**Problem to work on**:
Only the pictures are dropped. Restate each line below word for word.

Web page and app entries
* * *

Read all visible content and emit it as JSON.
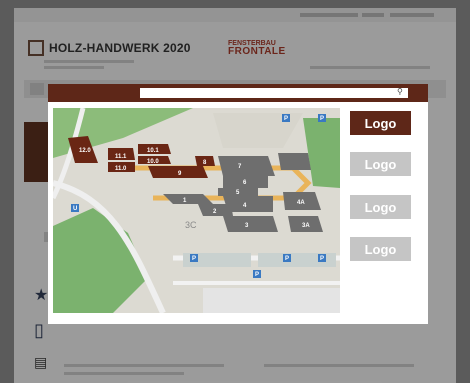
{
  "header": {
    "brand_name": "HOLZ-HANDWERK 2020",
    "partner_line1": "FENSTERBAU",
    "partner_line2": "FRONTALE"
  },
  "modal": {
    "search_placeholder": "",
    "search_icon": "search-icon",
    "logos": [
      {
        "label": "Logo",
        "state": "active"
      },
      {
        "label": "Logo",
        "state": "inactive"
      },
      {
        "label": "Logo",
        "state": "inactive"
      },
      {
        "label": "Logo",
        "state": "inactive"
      }
    ]
  },
  "map": {
    "halls_highlighted": [
      "12.0",
      "11.1",
      "11.0",
      "10.1",
      "10.0",
      "9",
      "8"
    ],
    "halls_other": [
      "7",
      "6",
      "5",
      "4",
      "4A",
      "3",
      "3A",
      "2",
      "1",
      "3C"
    ],
    "parking_labels": [
      "P",
      "P",
      "P",
      "P",
      "P",
      "P"
    ],
    "station_labels": [
      "U"
    ],
    "note_3C": "3C",
    "colors": {
      "highlight": "#6a2614",
      "hall": "#6e6e6e",
      "grass": "#7bb26e",
      "path": "#e9b45a"
    }
  },
  "colors": {
    "accent": "#5e2718",
    "inactive": "#c5c5c5"
  }
}
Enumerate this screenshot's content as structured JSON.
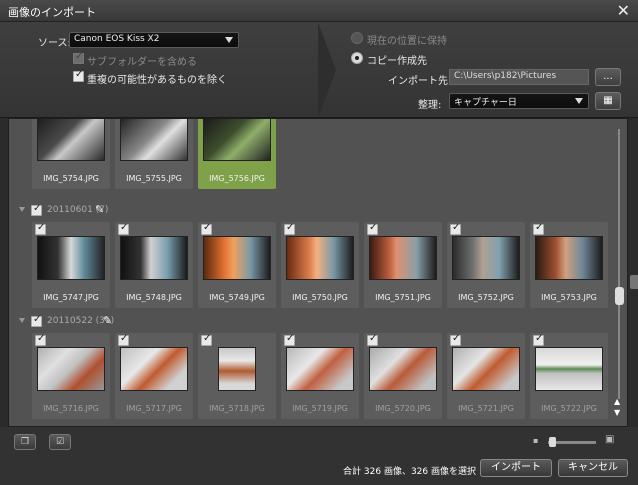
{
  "window": {
    "title": "画像のインポート"
  },
  "options": {
    "source_label": "ソース:",
    "source_value": "Canon EOS Kiss X2",
    "include_subfolders": "サブフォルダーを含める",
    "exclude_duplicates": "重複の可能性があるものを除く",
    "keep_location": "現在の位置に保持",
    "copy_to": "コピー作成先",
    "import_dest_label": "インポート先:",
    "import_dest_value": "C:\\Users\\p182\\Pictures",
    "browse_button": "...",
    "organize_label": "整理:",
    "organize_value": "キャプチャー日"
  },
  "groups": [
    {
      "header": "",
      "thumbs": [
        {
          "name": "IMG_5754.JPG",
          "selected": false
        },
        {
          "name": "IMG_5755.JPG",
          "selected": false
        },
        {
          "name": "IMG_5756.JPG",
          "selected": true
        }
      ]
    },
    {
      "header": "20110601 (7)",
      "thumbs": [
        {
          "name": "IMG_5747.JPG"
        },
        {
          "name": "IMG_5748.JPG"
        },
        {
          "name": "IMG_5749.JPG"
        },
        {
          "name": "IMG_5750.JPG"
        },
        {
          "name": "IMG_5751.JPG"
        },
        {
          "name": "IMG_5752.JPG"
        },
        {
          "name": "IMG_5753.JPG"
        }
      ]
    },
    {
      "header": "20110522 (31)",
      "thumbs": [
        {
          "name": "IMG_5716.JPG"
        },
        {
          "name": "IMG_5717.JPG"
        },
        {
          "name": "IMG_5718.JPG"
        },
        {
          "name": "IMG_5719.JPG"
        },
        {
          "name": "IMG_5720.JPG"
        },
        {
          "name": "IMG_5721.JPG"
        },
        {
          "name": "IMG_5722.JPG"
        }
      ]
    }
  ],
  "footer": {
    "status": "合計 326 画像、326 画像を選択",
    "import_button": "インポート",
    "cancel_button": "キャンセル"
  },
  "colors": {
    "selected_thumb": "#7ea14a",
    "panel": "#525252",
    "chrome": "#323232"
  }
}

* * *

**Answer box**:
Read all visible content and emit it as JSON.
{
  "header": {
    "brand_name": "HOLZ-HANDWERK 2020",
    "partner_line1": "FENSTERBAU",
    "partner_line2": "FRONTALE"
  },
  "modal": {
    "search_placeholder": "",
    "search_icon": "search-icon",
    "logos": [
      {
        "label": "Logo",
        "state": "active"
      },
      {
        "label": "Logo",
        "state": "inactive"
      },
      {
        "label": "Logo",
        "state": "inactive"
      },
      {
        "label": "Logo",
        "state": "inactive"
      }
    ]
  },
  "map": {
    "halls_highlighted": [
      "12.0",
      "11.1",
      "11.0",
      "10.1",
      "10.0",
      "9",
      "8"
    ],
    "halls_other": [
      "7",
      "6",
      "5",
      "4",
      "4A",
      "3",
      "3A",
      "2",
      "1",
      "3C"
    ],
    "parking_labels": [
      "P",
      "P",
      "P",
      "P",
      "P",
      "P"
    ],
    "station_labels": [
      "U"
    ],
    "note_3C": "3C",
    "colors": {
      "highlight": "#6a2614",
      "hall": "#6e6e6e",
      "grass": "#7bb26e",
      "path": "#e9b45a"
    }
  },
  "colors": {
    "accent": "#5e2718",
    "inactive": "#c5c5c5"
  }
}
Enumerate this screenshot's content as structured JSON.
{
  "window": {
    "title": "画像のインポート"
  },
  "options": {
    "source_label": "ソース:",
    "source_value": "Canon EOS Kiss X2",
    "include_subfolders": "サブフォルダーを含める",
    "exclude_duplicates": "重複の可能性があるものを除く",
    "keep_location": "現在の位置に保持",
    "copy_to": "コピー作成先",
    "import_dest_label": "インポート先:",
    "import_dest_value": "C:\\Users\\p182\\Pictures",
    "browse_button": "...",
    "organize_label": "整理:",
    "organize_value": "キャプチャー日"
  },
  "groups": [
    {
      "header": "",
      "thumbs": [
        {
          "name": "IMG_5754.JPG",
          "selected": false
        },
        {
          "name": "IMG_5755.JPG",
          "selected": false
        },
        {
          "name": "IMG_5756.JPG",
          "selected": true
        }
      ]
    },
    {
      "header": "20110601 (7)",
      "thumbs": [
        {
          "name": "IMG_5747.JPG"
        },
        {
          "name": "IMG_5748.JPG"
        },
        {
          "name": "IMG_5749.JPG"
        },
        {
          "name": "IMG_5750.JPG"
        },
        {
          "name": "IMG_5751.JPG"
        },
        {
          "name": "IMG_5752.JPG"
        },
        {
          "name": "IMG_5753.JPG"
        }
      ]
    },
    {
      "header": "20110522 (31)",
      "thumbs": [
        {
          "name": "IMG_5716.JPG"
        },
        {
          "name": "IMG_5717.JPG"
        },
        {
          "name": "IMG_5718.JPG"
        },
        {
          "name": "IMG_5719.JPG"
        },
        {
          "name": "IMG_5720.JPG"
        },
        {
          "name": "IMG_5721.JPG"
        },
        {
          "name": "IMG_5722.JPG"
        }
      ]
    }
  ],
  "footer": {
    "status": "合計 326 画像、326 画像を選択",
    "import_button": "インポート",
    "cancel_button": "キャンセル"
  },
  "colors": {
    "selected_thumb": "#7ea14a",
    "panel": "#525252",
    "chrome": "#323232"
  }
}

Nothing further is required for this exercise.